##### EXTRACTED MATERIAL
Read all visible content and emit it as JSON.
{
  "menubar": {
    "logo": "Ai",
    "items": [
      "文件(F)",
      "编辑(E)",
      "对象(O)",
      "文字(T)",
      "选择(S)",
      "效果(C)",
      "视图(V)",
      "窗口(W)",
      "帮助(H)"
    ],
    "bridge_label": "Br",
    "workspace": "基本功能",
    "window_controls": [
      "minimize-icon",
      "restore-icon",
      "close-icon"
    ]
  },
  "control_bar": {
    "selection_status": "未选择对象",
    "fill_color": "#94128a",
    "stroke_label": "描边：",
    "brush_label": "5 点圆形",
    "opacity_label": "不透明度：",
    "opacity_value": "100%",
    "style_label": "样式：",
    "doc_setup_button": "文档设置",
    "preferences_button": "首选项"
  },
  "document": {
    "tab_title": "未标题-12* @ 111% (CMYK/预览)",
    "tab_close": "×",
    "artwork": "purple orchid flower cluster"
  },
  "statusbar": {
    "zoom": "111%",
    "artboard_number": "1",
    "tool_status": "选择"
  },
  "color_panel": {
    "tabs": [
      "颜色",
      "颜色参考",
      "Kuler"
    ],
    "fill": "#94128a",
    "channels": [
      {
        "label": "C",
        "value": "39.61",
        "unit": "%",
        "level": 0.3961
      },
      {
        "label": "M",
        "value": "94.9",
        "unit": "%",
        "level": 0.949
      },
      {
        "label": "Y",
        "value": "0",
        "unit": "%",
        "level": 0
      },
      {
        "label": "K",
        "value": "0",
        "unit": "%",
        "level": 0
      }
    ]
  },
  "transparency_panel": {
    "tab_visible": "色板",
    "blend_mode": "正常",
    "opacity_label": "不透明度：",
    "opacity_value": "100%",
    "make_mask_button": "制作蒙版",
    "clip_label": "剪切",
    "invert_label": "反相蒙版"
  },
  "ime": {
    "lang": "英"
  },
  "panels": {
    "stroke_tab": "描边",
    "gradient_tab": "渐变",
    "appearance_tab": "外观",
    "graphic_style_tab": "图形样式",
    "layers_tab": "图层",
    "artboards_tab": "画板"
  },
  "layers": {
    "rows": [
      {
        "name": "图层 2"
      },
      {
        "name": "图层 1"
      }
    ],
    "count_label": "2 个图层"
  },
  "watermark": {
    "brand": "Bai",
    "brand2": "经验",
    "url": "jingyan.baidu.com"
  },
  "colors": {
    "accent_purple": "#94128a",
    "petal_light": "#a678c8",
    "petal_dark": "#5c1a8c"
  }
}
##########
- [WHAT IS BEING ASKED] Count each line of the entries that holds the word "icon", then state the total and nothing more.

- [RESULT] 3